The Caribbean chapter of the Fifth National Climate Assessment will host a virtual workshop on Jan. 19 from 11 a.m. to 3:30 p.m. to gather participants’ thoughts on the climate change issues that are most important to the U.S. Caribbean region.
This workshop is free and open to the public. The information gathered will help the authors of the Caribbean chapter decide which topics to cover in their chapter of the Fifth National Climate Assessment, a major U.S. government report on how climate change affects people and places in the United States, according to a press release.
The Fifth National Climate Assessment is a function of the U.S. Global Change Research Program that was established by presidential initiative in 1989 and mandated by Congress in the Global Change Research Act of 1990, the press release states. Its mandate is to develop and coordinate “a comprehensive and integrated United States research program which will assist the Nation and the world to understand, assess, predict, and respond to human-induced and natural processes of global change.”
The research program comprises 13 federal agencies that conduct or use research on global change and its impacts on society. It functions under the direction of the Subcommittee on Global Change Research of the National Science and Technology Council’s Committee on Environment.
In addition to an annual report to Congress and a Strategic Plan, the GCRA mandates that USGCRP prepare and submit to the president and the Congress a quadrennial assessment, referred to as the National Climate Assessment, which:
- Integrates, evaluates, and interprets the findings of the program and discusses the scientific uncertainties associated with such findings;
- Analyzes the effects of global change on the natural environment, agriculture, energy production and use, land and water resources, transportation, human health and welfare, human social systems, and biological diversity;

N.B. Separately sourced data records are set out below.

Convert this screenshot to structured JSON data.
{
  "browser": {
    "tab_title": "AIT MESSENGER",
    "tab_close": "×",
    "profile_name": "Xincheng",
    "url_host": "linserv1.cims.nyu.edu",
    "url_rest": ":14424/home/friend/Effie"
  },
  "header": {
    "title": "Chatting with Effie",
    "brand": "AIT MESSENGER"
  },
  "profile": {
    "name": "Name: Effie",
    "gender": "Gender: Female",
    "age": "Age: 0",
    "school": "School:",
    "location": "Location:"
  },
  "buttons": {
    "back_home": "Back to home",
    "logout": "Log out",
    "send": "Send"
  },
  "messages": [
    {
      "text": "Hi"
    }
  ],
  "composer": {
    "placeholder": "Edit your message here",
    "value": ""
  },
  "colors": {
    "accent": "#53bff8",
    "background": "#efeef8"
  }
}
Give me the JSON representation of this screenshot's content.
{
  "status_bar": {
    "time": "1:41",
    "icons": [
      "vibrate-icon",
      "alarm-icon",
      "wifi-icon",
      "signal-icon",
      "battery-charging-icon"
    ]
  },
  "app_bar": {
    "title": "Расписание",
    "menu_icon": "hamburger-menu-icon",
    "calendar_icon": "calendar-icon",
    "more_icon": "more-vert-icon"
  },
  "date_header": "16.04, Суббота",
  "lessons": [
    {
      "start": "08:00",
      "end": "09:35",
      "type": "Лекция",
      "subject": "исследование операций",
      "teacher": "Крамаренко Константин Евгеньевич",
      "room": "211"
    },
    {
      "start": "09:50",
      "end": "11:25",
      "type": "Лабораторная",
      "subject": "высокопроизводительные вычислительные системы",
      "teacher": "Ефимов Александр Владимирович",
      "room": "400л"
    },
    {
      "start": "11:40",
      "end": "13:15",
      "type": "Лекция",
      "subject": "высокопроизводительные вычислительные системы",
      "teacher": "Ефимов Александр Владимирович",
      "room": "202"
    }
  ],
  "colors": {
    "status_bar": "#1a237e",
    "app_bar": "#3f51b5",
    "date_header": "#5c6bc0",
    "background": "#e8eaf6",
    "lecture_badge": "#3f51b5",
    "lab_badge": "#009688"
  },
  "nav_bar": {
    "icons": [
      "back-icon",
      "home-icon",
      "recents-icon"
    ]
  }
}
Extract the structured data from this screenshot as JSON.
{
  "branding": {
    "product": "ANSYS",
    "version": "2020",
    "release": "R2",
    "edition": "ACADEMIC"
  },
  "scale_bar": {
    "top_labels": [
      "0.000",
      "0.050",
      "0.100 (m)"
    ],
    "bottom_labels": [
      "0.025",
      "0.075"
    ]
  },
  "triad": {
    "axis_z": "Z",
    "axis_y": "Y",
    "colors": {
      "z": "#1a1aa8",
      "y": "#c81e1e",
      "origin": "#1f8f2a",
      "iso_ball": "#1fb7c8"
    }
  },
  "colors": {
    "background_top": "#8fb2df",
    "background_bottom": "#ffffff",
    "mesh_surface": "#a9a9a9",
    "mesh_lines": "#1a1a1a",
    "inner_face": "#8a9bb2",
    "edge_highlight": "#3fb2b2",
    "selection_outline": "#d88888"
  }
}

- Analyzes current trends in global change, both human-induced and natural, and projects major trends for the subsequent 25 to 100 years.